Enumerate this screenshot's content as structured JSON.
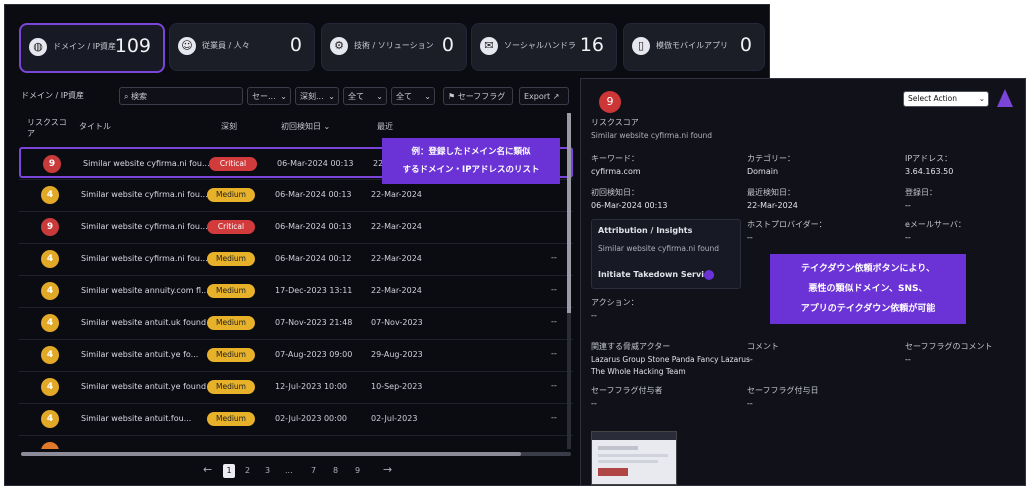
{
  "summary_cards": [
    {
      "icon": "globe-icon",
      "label": "ドメイン / IP資産",
      "value": "109"
    },
    {
      "icon": "person-icon",
      "label": "従業員 / 人々",
      "value": "0"
    },
    {
      "icon": "gear-icon",
      "label": "技術 / ソリューション",
      "value": "0"
    },
    {
      "icon": "chat-icon",
      "label": "ソーシャルハンドラ",
      "value": "16"
    },
    {
      "icon": "mobile-icon",
      "label": "模倣モバイルアプリ",
      "value": "0"
    }
  ],
  "toolbar": {
    "section_title": "ドメイン / IP資産",
    "search_placeholder": "検索",
    "filter1": "セー...",
    "filter2": "深刻...",
    "filter3": "全て",
    "filter4": "全て",
    "safe_flag": "セーフフラグ",
    "export": "Export"
  },
  "table": {
    "headers": [
      "リスクスコア",
      "タイトル",
      "深刻",
      "初回検知日",
      "最近"
    ],
    "rows": [
      {
        "score": "9",
        "color": "red",
        "title": "Similar website cyfirma.ni fou...",
        "severity": "Critical",
        "first": "06-Mar-2024 00:13",
        "last": "22-Mar-2024",
        "dash": ""
      },
      {
        "score": "4",
        "color": "amber",
        "title": "Similar website cyfirma.ni fou...",
        "severity": "Medium",
        "first": "06-Mar-2024 00:13",
        "last": "22-Mar-2024",
        "dash": ""
      },
      {
        "score": "9",
        "color": "red",
        "title": "Similar website cyfirma.ni fou...",
        "severity": "Critical",
        "first": "06-Mar-2024 00:13",
        "last": "22-Mar-2024",
        "dash": ""
      },
      {
        "score": "4",
        "color": "amber",
        "title": "Similar website cyfirma.ni fou...",
        "severity": "Medium",
        "first": "06-Mar-2024 00:12",
        "last": "22-Mar-2024",
        "dash": "--"
      },
      {
        "score": "4",
        "color": "amber",
        "title": "Similar website annuity.com fl...",
        "severity": "Medium",
        "first": "17-Dec-2023 13:11",
        "last": "22-Mar-2024",
        "dash": "--"
      },
      {
        "score": "4",
        "color": "amber",
        "title": "Similar website antuit.uk found",
        "severity": "Medium",
        "first": "07-Nov-2023 21:48",
        "last": "07-Nov-2023",
        "dash": "--"
      },
      {
        "score": "4",
        "color": "amber",
        "title": "Similar website antuit.ye fo...",
        "severity": "Medium",
        "first": "07-Aug-2023 09:00",
        "last": "29-Aug-2023",
        "dash": "--"
      },
      {
        "score": "4",
        "color": "amber",
        "title": "Similar website antuit.ye found",
        "severity": "Medium",
        "first": "12-Jul-2023 10:00",
        "last": "10-Sep-2023",
        "dash": "--"
      },
      {
        "score": "4",
        "color": "amber",
        "title": "Similar website antuit.fou...",
        "severity": "Medium",
        "first": "02-Jul-2023 00:00",
        "last": "02-Jul-2023",
        "dash": "--"
      }
    ]
  },
  "pagination": {
    "prev": "←",
    "pages": [
      "1",
      "2",
      "3",
      "...",
      "7",
      "8",
      "9"
    ],
    "next": "→"
  },
  "callout_left": {
    "line1": "例：登録したドメイン名に類似",
    "line2": "するドメイン・IPアドレスのリスト"
  },
  "detail": {
    "score": "9",
    "score_label": "リスクスコア",
    "subtitle": "Similar website cyfirma.ni found",
    "select_action": "Select Action",
    "keyword_label": "キーワード：",
    "keyword": "cyfirma.com",
    "category_label": "カテゴリー：",
    "category": "Domain",
    "ip_label": "IPアドレス：",
    "ip": "3.64.163.50",
    "first_label": "初回検知日：",
    "first": "06-Mar-2024 00:13",
    "last_label": "最近検知日：",
    "last": "22-Mar-2024",
    "registered_label": "登録日：",
    "registered": "--",
    "attribution_title": "Attribution / Insights",
    "attribution_text": "Similar website cyfirma.ni found",
    "takedown": "Initiate Takedown Service",
    "host_label": "ホストプロバイダー：",
    "host": "--",
    "mail_label": "eメールサーバ：",
    "mail": "--",
    "action_label": "アクション：",
    "action": "--",
    "actor_label": "関連する脅威アクター",
    "actor_line1": "Lazarus Group Stone Panda Fancy Lazarus",
    "actor_line2": "The Whole Hacking Team",
    "comment_label": "コメント",
    "comment": "--",
    "safeflag_comment_label": "セーフフラグのコメント",
    "safeflag_comment": "--",
    "safeflag_by_label": "セーフフラグ付与者",
    "safeflag_by": "--",
    "safeflag_date_label": "セーフフラグ付与日",
    "safeflag_date": "--"
  },
  "callout_right": {
    "line1": "テイクダウン依頼ボタンにより、",
    "line2": "悪性の類似ドメイン、SNS、",
    "line3": "アプリのテイクダウン依頼が可能"
  }
}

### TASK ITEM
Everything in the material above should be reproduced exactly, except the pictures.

### YOUR RESPONSE
Enumerate this screenshot's content as structured JSON.
{
  "summary_cards": [
    {
      "icon": "globe-icon",
      "label": "ドメイン / IP資産",
      "value": "109"
    },
    {
      "icon": "person-icon",
      "label": "従業員 / 人々",
      "value": "0"
    },
    {
      "icon": "gear-icon",
      "label": "技術 / ソリューション",
      "value": "0"
    },
    {
      "icon": "chat-icon",
      "label": "ソーシャルハンドラ",
      "value": "16"
    },
    {
      "icon": "mobile-icon",
      "label": "模倣モバイルアプリ",
      "value": "0"
    }
  ],
  "toolbar": {
    "section_title": "ドメイン / IP資産",
    "search_placeholder": "検索",
    "filter1": "セー...",
    "filter2": "深刻...",
    "filter3": "全て",
    "filter4": "全て",
    "safe_flag": "セーフフラグ",
    "export": "Export"
  },
  "table": {
    "headers": [
      "リスクスコア",
      "タイトル",
      "深刻",
      "初回検知日",
      "最近"
    ],
    "rows": [
      {
        "score": "9",
        "color": "red",
        "title": "Similar website cyfirma.ni fou...",
        "severity": "Critical",
        "first": "06-Mar-2024 00:13",
        "last": "22-Mar-2024",
        "dash": ""
      },
      {
        "score": "4",
        "color": "amber",
        "title": "Similar website cyfirma.ni fou...",
        "severity": "Medium",
        "first": "06-Mar-2024 00:13",
        "last": "22-Mar-2024",
        "dash": ""
      },
      {
        "score": "9",
        "color": "red",
        "title": "Similar website cyfirma.ni fou...",
        "severity": "Critical",
        "first": "06-Mar-2024 00:13",
        "last": "22-Mar-2024",
        "dash": ""
      },
      {
        "score": "4",
        "color": "amber",
        "title": "Similar website cyfirma.ni fou...",
        "severity": "Medium",
        "first": "06-Mar-2024 00:12",
        "last": "22-Mar-2024",
        "dash": "--"
      },
      {
        "score": "4",
        "color": "amber",
        "title": "Similar website annuity.com fl...",
        "severity": "Medium",
        "first": "17-Dec-2023 13:11",
        "last": "22-Mar-2024",
        "dash": "--"
      },
      {
        "score": "4",
        "color": "amber",
        "title": "Similar website antuit.uk found",
        "severity": "Medium",
        "first": "07-Nov-2023 21:48",
        "last": "07-Nov-2023",
        "dash": "--"
      },
      {
        "score": "4",
        "color": "amber",
        "title": "Similar website antuit.ye fo...",
        "severity": "Medium",
        "first": "07-Aug-2023 09:00",
        "last": "29-Aug-2023",
        "dash": "--"
      },
      {
        "score": "4",
        "color": "amber",
        "title": "Similar website antuit.ye found",
        "severity": "Medium",
        "first": "12-Jul-2023 10:00",
        "last": "10-Sep-2023",
        "dash": "--"
      },
      {
        "score": "4",
        "color": "amber",
        "title": "Similar website antuit.fou...",
        "severity": "Medium",
        "first": "02-Jul-2023 00:00",
        "last": "02-Jul-2023",
        "dash": "--"
      }
    ]
  },
  "pagination": {
    "prev": "←",
    "pages": [
      "1",
      "2",
      "3",
      "...",
      "7",
      "8",
      "9"
    ],
    "next": "→"
  },
  "callout_left": {
    "line1": "例：登録したドメイン名に類似",
    "line2": "するドメイン・IPアドレスのリスト"
  },
  "detail": {
    "score": "9",
    "score_label": "リスクスコア",
    "subtitle": "Similar website cyfirma.ni found",
    "select_action": "Select Action",
    "keyword_label": "キーワード：",
    "keyword": "cyfirma.com",
    "category_label": "カテゴリー：",
    "category": "Domain",
    "ip_label": "IPアドレス：",
    "ip": "3.64.163.50",
    "first_label": "初回検知日：",
    "first": "06-Mar-2024 00:13",
    "last_label": "最近検知日：",
    "last": "22-Mar-2024",
    "registered_label": "登録日：",
    "registered": "--",
    "attribution_title": "Attribution / Insights",
    "attribution_text": "Similar website cyfirma.ni found",
    "takedown": "Initiate Takedown Service",
    "host_label": "ホストプロバイダー：",
    "host": "--",
    "mail_label": "eメールサーバ：",
    "mail": "--",
    "action_label": "アクション：",
    "action": "--",
    "actor_label": "関連する脅威アクター",
    "actor_line1": "Lazarus Group Stone Panda Fancy Lazarus",
    "actor_line2": "The Whole Hacking Team",
    "comment_label": "コメント",
    "comment": "--",
    "safeflag_comment_label": "セーフフラグのコメント",
    "safeflag_comment": "--",
    "safeflag_by_label": "セーフフラグ付与者",
    "safeflag_by": "--",
    "safeflag_date_label": "セーフフラグ付与日",
    "safeflag_date": "--"
  },
  "callout_right": {
    "line1": "テイクダウン依頼ボタンにより、",
    "line2": "悪性の類似ドメイン、SNS、",
    "line3": "アプリのテイクダウン依頼が可能"
  }
}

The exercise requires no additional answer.